=== Work item ===
Restate all the entries exactly as they appear, apart from the pictures.
::: Record extracts :::
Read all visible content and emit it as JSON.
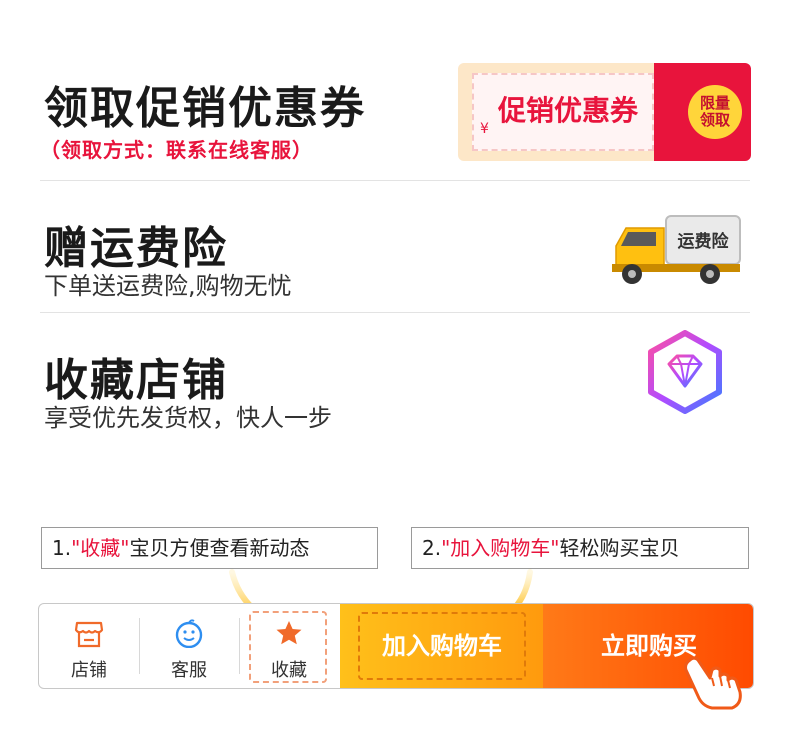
{
  "coupon_section": {
    "title": "领取促销优惠券",
    "subtitle": "（领取方式：联系在线客服）",
    "coupon_label": "促销优惠券",
    "currency_symbol": "¥",
    "badge_line1": "限量",
    "badge_line2": "领取"
  },
  "insurance_section": {
    "title": "赠运费险",
    "subtitle": "下单送运费险,购物无忧",
    "truck_label": "运费险"
  },
  "favorite_section": {
    "title": "收藏店铺",
    "subtitle": "享受优先发货权，快人一步"
  },
  "tips": {
    "tip1_prefix": "1.",
    "tip1_highlight": "\"收藏\"",
    "tip1_suffix": "宝贝方便查看新动态",
    "tip2_prefix": "2.",
    "tip2_highlight": "\"加入购物车\"",
    "tip2_suffix": "轻松购买宝贝"
  },
  "bottom_bar": {
    "store_label": "店铺",
    "service_label": "客服",
    "favorite_label": "收藏",
    "cart_label": "加入购物车",
    "buy_label": "立即购买"
  },
  "colors": {
    "accent_red": "#e8143c",
    "cart_orange": "#ffb014",
    "buy_orange": "#ff5a0a",
    "icon_orange": "#f06a2a",
    "icon_blue": "#2e8ef0"
  },
  "icons": [
    "store-icon",
    "service-icon",
    "star-icon",
    "truck-icon",
    "diamond-icon",
    "hand-pointer-icon",
    "arrow-icon"
  ]
}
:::
=== The completed task ===
Read all visible content and emit it as JSON.
{
  "coupon_section": {
    "title": "领取促销优惠券",
    "subtitle": "（领取方式：联系在线客服）",
    "coupon_label": "促销优惠券",
    "currency_symbol": "¥",
    "badge_line1": "限量",
    "badge_line2": "领取"
  },
  "insurance_section": {
    "title": "赠运费险",
    "subtitle": "下单送运费险,购物无忧",
    "truck_label": "运费险"
  },
  "favorite_section": {
    "title": "收藏店铺",
    "subtitle": "享受优先发货权，快人一步"
  },
  "tips": {
    "tip1_prefix": "1.",
    "tip1_highlight": "\"收藏\"",
    "tip1_suffix": "宝贝方便查看新动态",
    "tip2_prefix": "2.",
    "tip2_highlight": "\"加入购物车\"",
    "tip2_suffix": "轻松购买宝贝"
  },
  "bottom_bar": {
    "store_label": "店铺",
    "service_label": "客服",
    "favorite_label": "收藏",
    "cart_label": "加入购物车",
    "buy_label": "立即购买"
  },
  "colors": {
    "accent_red": "#e8143c",
    "cart_orange": "#ffb014",
    "buy_orange": "#ff5a0a",
    "icon_orange": "#f06a2a",
    "icon_blue": "#2e8ef0"
  },
  "icons": [
    "store-icon",
    "service-icon",
    "star-icon",
    "truck-icon",
    "diamond-icon",
    "hand-pointer-icon",
    "arrow-icon"
  ]
}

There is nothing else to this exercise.